Easter has long been associated with the Christian tradition, this has been the only meaning of Easter for the better part of 2000 years. There is evidence to suggest though that this celebration is merely the continuation, and latest incarnation of, an earlier festival that coincided with the Vernal Equinox. This “Pagan” origin is speculated to be a festival in honour of the goddess Eostre, she was the Goddess of spring and fertility and may also have been the goddess of dawn. This pre-Christian goddess also lent her name to a month of the year in the same way that many of the months in the modern calendar owe their names to Roman gods.

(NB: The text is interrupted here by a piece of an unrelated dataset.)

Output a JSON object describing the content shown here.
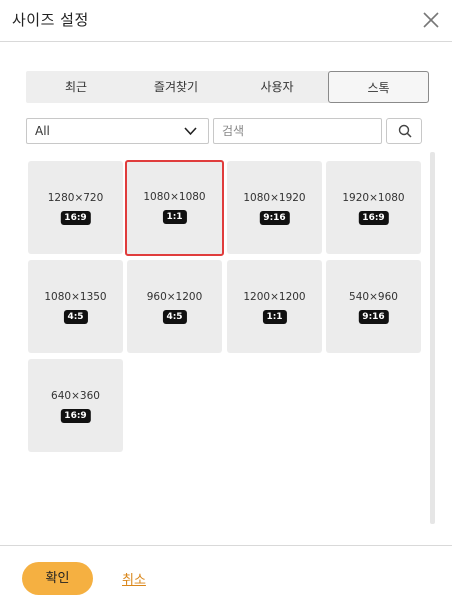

The symbology of our current Easter is also much easier to understand in the context of a celebration of a fertility goddess. Both the rabbit (or Hare) and the egg are ancient symbols of fertility for obvious reasons and so their incorporation into the tradition is natural. It is possible that the introduction of Easter into the Christian tradition was an attempt to make the new religion more palatable to a wide audience or perhaps more likely it was an amalgamation of two festivals that happened to occur at the same time and so in a way incorporated the mythology of one into the other.
It is interesting to note that observances such as Easter and Christmas while having a firmly religious foundation in the past have morphed into more or less secular holidays. I recall a radio poll several years ago that asked if Easter should be divorced from it’s religious connections and at the time I thought, it already is. In my mind this is neither a good nor bad thing merely the consequence of living in a culturally diverse milieu*.
*I’ve been dying to use this word in a sentence.